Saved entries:
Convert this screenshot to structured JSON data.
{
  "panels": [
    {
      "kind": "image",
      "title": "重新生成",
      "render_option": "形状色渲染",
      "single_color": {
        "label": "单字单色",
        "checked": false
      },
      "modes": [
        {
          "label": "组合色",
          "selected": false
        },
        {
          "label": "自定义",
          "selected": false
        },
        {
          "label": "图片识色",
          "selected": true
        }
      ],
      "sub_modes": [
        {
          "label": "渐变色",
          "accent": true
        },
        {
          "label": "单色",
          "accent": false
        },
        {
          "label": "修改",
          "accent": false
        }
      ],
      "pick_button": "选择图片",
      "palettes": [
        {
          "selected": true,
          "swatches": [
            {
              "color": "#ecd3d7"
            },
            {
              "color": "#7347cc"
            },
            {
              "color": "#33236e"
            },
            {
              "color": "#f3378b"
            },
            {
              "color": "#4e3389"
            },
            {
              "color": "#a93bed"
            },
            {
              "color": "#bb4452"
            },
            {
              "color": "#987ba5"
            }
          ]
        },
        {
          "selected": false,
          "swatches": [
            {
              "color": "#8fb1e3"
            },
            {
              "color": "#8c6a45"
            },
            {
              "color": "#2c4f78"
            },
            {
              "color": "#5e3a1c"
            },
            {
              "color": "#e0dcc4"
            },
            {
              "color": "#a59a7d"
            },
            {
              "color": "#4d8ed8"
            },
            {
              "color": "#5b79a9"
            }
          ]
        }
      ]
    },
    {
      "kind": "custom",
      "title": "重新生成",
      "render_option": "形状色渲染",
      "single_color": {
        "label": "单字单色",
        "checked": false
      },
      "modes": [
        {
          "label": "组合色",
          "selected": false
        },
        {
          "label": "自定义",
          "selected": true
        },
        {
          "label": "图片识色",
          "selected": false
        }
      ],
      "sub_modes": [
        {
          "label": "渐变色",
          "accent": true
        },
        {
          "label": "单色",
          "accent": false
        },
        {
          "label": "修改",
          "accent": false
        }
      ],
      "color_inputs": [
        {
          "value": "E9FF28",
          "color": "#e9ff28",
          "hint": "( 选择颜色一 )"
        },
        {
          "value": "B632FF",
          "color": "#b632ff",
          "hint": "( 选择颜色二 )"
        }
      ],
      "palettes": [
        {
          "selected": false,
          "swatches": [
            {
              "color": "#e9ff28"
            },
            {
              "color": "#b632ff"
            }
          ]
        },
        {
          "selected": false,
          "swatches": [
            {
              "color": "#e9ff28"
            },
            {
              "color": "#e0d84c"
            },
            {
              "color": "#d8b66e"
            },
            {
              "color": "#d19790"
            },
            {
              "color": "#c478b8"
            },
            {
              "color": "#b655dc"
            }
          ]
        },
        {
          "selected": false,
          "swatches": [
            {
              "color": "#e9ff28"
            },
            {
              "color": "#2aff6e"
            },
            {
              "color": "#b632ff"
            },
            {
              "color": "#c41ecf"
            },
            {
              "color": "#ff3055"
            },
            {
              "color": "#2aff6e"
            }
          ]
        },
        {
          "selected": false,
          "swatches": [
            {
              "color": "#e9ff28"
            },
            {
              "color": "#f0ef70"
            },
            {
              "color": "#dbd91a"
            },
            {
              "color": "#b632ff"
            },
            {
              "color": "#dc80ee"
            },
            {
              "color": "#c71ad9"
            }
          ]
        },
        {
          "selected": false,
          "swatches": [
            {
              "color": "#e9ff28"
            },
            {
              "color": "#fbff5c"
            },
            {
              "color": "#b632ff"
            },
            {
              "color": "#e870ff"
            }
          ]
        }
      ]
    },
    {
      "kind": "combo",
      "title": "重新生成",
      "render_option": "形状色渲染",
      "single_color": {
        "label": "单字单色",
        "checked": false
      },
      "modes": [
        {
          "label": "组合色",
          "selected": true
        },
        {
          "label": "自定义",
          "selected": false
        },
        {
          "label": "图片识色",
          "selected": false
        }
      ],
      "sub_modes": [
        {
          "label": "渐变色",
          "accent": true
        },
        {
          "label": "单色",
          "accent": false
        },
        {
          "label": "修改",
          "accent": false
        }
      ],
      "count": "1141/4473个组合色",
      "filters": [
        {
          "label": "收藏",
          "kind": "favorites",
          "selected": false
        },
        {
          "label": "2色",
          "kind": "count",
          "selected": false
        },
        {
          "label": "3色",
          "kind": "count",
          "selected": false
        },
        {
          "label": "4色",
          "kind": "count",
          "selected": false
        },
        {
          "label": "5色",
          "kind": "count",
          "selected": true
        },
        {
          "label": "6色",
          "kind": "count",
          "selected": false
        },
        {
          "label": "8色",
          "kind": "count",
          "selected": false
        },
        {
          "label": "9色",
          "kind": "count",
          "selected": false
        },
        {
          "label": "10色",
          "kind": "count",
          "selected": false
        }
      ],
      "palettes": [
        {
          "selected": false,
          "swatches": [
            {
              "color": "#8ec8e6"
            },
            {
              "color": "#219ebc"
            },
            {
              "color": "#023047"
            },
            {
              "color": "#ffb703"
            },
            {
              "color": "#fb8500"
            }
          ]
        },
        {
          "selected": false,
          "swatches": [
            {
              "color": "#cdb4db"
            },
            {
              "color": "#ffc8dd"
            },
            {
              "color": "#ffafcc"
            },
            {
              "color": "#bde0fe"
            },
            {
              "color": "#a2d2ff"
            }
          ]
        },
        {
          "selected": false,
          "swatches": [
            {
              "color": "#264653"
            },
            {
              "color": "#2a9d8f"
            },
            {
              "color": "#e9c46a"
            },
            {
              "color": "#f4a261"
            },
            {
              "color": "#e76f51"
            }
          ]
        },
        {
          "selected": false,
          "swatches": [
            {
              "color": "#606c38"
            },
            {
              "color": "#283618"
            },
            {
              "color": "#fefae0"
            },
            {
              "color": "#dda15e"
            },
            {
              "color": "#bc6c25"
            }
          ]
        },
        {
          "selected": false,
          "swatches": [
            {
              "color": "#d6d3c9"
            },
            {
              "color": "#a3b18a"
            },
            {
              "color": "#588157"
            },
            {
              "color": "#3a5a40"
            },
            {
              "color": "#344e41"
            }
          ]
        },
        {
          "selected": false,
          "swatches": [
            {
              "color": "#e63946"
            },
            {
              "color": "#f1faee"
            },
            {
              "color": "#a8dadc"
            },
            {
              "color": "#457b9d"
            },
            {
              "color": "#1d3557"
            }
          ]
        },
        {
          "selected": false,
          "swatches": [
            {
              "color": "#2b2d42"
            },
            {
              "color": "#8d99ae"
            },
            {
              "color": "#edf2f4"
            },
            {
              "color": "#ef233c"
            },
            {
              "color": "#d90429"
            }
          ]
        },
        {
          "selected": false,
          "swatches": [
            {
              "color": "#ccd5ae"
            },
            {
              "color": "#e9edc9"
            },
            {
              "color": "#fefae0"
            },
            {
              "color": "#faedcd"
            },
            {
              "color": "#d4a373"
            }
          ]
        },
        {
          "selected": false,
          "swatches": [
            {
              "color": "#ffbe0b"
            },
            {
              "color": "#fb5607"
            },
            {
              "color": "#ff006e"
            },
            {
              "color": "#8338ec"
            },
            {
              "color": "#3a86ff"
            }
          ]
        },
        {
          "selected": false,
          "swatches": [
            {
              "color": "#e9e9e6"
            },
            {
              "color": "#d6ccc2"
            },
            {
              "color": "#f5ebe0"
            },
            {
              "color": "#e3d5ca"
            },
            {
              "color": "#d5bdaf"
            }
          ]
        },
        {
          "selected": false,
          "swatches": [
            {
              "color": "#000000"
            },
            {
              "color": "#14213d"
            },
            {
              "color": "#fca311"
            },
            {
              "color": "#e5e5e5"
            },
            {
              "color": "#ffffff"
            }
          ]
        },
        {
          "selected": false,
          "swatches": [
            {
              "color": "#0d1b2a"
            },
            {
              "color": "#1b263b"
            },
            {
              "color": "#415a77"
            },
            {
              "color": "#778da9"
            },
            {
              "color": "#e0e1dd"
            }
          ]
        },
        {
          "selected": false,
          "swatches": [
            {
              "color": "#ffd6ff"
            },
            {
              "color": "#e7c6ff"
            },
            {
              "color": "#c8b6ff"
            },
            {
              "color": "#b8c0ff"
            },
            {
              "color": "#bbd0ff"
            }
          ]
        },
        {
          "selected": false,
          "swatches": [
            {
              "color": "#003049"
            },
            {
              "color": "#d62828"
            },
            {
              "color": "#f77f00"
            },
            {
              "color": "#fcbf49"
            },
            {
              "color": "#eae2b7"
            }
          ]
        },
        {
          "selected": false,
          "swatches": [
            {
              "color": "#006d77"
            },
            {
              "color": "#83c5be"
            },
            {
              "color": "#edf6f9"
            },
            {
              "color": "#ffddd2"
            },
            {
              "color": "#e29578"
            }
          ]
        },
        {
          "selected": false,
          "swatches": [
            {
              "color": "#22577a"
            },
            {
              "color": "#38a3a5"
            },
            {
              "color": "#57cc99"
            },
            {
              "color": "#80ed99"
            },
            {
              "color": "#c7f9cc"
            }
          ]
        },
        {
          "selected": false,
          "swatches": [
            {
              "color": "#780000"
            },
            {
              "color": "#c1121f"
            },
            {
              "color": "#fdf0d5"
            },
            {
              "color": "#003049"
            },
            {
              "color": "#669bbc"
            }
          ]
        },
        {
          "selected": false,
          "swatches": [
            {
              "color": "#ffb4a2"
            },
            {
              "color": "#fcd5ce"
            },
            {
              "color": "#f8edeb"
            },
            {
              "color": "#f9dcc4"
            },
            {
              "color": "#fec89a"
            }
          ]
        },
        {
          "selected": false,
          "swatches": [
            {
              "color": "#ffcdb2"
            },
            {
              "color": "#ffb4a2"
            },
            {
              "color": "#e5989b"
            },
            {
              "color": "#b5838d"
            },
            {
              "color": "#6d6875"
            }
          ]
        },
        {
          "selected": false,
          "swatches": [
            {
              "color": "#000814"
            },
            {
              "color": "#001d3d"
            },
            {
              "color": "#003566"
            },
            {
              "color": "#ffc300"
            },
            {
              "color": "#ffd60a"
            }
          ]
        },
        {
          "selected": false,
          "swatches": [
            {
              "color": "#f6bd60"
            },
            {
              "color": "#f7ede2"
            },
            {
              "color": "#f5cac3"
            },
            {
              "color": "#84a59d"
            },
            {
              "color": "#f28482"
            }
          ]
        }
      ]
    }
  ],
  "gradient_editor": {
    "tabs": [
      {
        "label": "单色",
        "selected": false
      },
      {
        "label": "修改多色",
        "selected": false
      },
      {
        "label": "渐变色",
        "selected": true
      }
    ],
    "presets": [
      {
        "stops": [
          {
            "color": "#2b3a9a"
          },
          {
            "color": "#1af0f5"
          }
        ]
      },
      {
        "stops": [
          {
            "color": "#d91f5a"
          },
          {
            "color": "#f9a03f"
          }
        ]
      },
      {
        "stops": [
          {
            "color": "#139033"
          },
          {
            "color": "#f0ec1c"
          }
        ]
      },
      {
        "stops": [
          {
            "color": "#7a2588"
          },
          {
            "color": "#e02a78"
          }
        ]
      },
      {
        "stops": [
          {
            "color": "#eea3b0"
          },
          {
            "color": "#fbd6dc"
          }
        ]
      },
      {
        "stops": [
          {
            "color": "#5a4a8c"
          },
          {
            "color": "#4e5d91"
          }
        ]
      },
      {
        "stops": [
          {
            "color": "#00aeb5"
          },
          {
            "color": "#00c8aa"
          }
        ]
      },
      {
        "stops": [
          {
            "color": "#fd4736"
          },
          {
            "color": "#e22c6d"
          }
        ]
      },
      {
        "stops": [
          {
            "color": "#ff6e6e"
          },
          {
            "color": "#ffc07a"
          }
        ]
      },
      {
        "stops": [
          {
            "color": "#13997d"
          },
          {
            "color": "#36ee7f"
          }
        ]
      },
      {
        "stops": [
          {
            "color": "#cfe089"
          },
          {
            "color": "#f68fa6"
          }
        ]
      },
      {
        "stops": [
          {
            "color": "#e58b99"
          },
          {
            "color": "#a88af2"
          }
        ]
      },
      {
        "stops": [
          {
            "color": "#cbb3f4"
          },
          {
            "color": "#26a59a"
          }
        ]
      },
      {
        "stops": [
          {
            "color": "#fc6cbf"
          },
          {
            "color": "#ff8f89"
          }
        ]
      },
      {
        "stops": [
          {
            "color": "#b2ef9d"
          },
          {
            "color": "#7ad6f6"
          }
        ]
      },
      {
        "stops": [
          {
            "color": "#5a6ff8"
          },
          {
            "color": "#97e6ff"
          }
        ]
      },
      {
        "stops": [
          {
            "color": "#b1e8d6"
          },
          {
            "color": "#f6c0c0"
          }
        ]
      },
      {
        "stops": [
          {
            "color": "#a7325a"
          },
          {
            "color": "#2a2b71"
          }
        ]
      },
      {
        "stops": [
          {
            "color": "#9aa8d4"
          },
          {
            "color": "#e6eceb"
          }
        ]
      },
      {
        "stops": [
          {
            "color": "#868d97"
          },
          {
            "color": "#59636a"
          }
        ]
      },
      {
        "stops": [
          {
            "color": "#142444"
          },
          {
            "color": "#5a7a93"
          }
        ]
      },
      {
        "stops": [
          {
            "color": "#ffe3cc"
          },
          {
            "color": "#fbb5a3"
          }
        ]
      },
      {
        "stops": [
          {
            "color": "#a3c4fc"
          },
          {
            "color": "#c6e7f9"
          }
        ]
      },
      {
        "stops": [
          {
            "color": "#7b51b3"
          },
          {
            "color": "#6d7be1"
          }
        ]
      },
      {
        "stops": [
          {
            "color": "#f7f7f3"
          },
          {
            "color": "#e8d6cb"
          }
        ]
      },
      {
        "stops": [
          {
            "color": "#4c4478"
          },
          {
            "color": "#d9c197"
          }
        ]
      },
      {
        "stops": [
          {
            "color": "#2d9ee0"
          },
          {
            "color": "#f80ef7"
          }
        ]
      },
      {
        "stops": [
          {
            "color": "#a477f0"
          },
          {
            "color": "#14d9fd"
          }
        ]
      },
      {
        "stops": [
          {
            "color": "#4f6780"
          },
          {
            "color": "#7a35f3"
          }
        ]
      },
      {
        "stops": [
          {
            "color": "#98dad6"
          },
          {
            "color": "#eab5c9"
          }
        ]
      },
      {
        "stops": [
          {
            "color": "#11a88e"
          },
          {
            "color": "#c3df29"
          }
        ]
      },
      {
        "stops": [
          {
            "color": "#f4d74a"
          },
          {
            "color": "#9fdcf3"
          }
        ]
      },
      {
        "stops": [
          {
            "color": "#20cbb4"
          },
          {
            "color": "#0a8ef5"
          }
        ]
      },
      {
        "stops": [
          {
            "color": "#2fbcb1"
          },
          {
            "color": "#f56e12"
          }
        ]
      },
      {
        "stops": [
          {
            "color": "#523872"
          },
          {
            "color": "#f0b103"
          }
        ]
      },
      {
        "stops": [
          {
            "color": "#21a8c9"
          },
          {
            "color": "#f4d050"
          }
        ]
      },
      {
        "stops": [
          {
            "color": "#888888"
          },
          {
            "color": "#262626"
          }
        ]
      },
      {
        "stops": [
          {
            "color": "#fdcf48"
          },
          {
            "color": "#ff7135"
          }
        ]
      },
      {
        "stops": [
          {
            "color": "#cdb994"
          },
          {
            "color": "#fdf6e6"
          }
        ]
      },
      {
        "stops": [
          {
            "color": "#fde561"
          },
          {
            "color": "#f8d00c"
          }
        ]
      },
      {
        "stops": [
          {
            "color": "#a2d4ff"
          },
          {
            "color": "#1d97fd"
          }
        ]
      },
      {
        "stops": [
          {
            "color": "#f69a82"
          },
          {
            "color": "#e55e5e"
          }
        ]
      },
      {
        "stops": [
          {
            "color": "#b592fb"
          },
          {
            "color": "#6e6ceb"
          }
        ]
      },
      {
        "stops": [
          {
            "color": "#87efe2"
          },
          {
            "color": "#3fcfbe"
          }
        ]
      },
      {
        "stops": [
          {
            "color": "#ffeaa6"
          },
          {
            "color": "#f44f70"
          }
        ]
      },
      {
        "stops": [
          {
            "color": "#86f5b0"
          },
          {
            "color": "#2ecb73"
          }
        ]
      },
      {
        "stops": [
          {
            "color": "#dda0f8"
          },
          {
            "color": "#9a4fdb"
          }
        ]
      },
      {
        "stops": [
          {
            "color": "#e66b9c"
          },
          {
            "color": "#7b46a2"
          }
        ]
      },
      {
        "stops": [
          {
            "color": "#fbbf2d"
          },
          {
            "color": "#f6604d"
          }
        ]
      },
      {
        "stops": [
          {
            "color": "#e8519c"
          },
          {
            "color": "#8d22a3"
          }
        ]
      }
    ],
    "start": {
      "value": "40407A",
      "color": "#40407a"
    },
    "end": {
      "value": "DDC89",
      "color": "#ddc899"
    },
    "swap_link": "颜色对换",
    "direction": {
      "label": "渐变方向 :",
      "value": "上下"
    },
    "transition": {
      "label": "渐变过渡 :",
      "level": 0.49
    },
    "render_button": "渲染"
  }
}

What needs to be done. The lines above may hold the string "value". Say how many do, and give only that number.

Finished exercise. 5